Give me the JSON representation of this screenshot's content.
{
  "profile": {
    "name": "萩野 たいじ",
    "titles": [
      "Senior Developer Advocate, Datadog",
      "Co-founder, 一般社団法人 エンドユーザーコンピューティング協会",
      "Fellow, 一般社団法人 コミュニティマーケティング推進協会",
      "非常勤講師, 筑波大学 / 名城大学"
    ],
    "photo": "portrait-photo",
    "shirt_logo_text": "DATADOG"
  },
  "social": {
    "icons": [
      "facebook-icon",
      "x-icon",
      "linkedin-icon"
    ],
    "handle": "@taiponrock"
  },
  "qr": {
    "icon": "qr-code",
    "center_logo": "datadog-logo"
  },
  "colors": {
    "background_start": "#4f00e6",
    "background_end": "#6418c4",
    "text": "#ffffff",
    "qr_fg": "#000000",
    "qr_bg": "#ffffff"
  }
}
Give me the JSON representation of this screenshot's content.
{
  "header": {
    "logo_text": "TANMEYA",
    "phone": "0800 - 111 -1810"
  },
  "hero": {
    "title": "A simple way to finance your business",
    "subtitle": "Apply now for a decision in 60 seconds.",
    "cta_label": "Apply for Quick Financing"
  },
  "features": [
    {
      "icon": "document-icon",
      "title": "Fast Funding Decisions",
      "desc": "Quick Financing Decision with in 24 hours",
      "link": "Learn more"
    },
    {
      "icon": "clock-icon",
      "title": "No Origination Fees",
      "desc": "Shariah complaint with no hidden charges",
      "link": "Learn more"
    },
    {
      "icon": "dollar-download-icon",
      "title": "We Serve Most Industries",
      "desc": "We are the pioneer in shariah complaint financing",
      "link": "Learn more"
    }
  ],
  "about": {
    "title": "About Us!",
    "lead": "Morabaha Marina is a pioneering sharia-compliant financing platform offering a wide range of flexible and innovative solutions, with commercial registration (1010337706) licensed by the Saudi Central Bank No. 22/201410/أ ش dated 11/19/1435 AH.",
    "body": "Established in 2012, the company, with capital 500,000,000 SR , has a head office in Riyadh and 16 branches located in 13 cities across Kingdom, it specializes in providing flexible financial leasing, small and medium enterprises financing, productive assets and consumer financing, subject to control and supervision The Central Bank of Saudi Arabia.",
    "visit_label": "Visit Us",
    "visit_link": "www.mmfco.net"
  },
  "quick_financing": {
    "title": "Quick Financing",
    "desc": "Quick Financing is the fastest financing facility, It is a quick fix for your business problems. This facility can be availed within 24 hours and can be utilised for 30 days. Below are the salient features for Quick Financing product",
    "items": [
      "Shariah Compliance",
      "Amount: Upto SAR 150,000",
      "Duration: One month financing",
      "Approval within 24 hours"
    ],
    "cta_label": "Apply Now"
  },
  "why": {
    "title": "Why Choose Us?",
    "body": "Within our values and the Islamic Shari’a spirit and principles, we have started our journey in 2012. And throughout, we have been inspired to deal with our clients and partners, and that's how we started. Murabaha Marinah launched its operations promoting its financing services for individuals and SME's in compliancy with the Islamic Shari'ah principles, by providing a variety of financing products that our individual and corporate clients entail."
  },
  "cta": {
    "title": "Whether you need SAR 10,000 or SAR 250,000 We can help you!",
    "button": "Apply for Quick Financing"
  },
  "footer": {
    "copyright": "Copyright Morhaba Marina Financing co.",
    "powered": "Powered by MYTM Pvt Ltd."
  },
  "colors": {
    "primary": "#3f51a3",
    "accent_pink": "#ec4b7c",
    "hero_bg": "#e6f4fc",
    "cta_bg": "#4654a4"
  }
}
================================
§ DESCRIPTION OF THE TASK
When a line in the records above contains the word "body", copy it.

§ RESPONSE BELOW
    "body": "Established in 2012, the company, with capital 500,000,000 SR , has a head office in Riyadh and 16 branches located in 13 cities across Kingdom, it specializes in providing flexible financial leasing, small and medium enterprises financing, productive assets and consumer financing, subject to control and supervision The Central Bank of Saudi Arabia.",
    "body": "Within our values and the Islamic Shari’a spirit and principles, we have started our journey in 2012. And throughout, we have been inspired to deal with our clients and partners, and that's how we started. Murabaha Marinah launched its operations promoting its financing services for individuals and SME's in compliancy with the Islamic Shari'ah principles, by providing a variety of financing products that our individual and corporate clients entail."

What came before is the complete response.